The 70s are, in the middle of the 21st century, everywhere. Fashion has been responsible for reviving garments, accessories, prints and, incidentally, hairstyles and haircuts. That is why today the style of Stevie Nicks, the star who has managed to take his aesthetic influence further, to the point of becoming a cult figure. In 1974 he landed in Fleetwood Mac and contributed to the takeoff of the band, which reached the top of the charts in 1977 with "Rumors", the eighth best-selling album in history with more than 40 million copies. It was iconic from minute zero: her wild and layered mane reminds us that we don't always have to look for the polished and smooth effect that Instagram insists on. Now that summer comes, we can forget about the iron and recover rock'n'roll.
Throughout the decade of the 70'sStevie Nicks was faithful to her characteristic layered haircut, a classic to keep her manes kinky under control and that the volume does not get out of hand. Weathered is always a good idea for very curly hair but also for very very straight, because it provides movement, structure and nerve to hair that needs definition.
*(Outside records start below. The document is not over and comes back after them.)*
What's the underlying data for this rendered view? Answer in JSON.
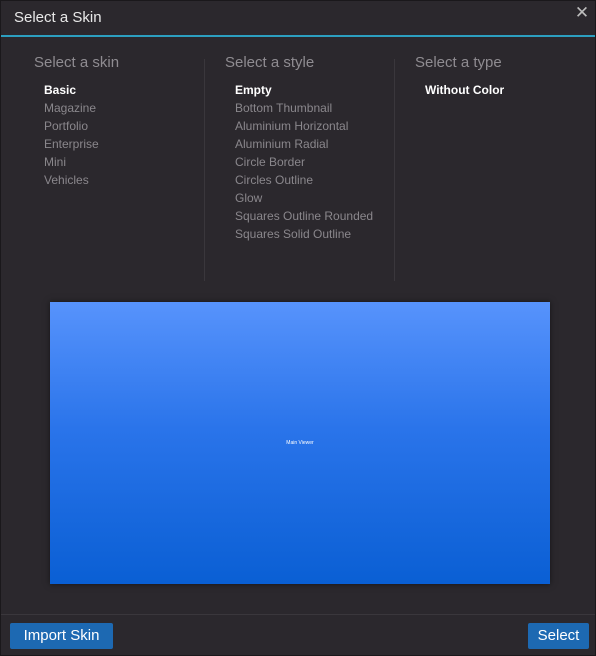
{
  "dialog": {
    "title": "Select a Skin",
    "close_icon": "close-icon"
  },
  "skins": {
    "header": "Select a skin",
    "items": [
      "Basic",
      "Magazine",
      "Portfolio",
      "Enterprise",
      "Mini",
      "Vehicles"
    ],
    "selected": "Basic"
  },
  "styles": {
    "header": "Select a style",
    "items": [
      "Empty",
      "Bottom Thumbnail",
      "Aluminium Horizontal",
      "Aluminium Radial",
      "Circle Border",
      "Circles Outline",
      "Glow",
      "Squares Outline Rounded",
      "Squares Solid Outline"
    ],
    "selected": "Empty"
  },
  "types": {
    "header": "Select a type",
    "items": [
      "Without Color"
    ],
    "selected": "Without Color"
  },
  "preview": {
    "label": "Main Viewer"
  },
  "footer": {
    "import_label": "Import Skin",
    "select_label": "Select"
  },
  "colors": {
    "accent": "#2c9fc0",
    "button": "#1d69b2",
    "background": "#2b282d"
  }
}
Stevie nicks also gave him his personal touch by brushing it intensively to undo the curl and make the mane look rough and wild. Contrary to what happens today, Nicks was chasing the frizz effect of fried hair. Today we may not dare so much, but if we simply allow a well-made shag cut to air dry, the layers will make their Magic and they will help us achieve a natural and summery look that can be even rejuvenating.
Actually resort constantly Styling products and heat tools such as irons or curling irons are nothing more than going against the nature of hair. In fact, good hairdressers insist that a good cut and the right color are a sufficient condition for a good look. If we have to spend a lot of time styling it only means that we have a bad cut or that we are pursuing a standard capillary that belongs to the virtual world and not to the real one. Let's get inspired by Stevie Nicks: great even with 'frizz'.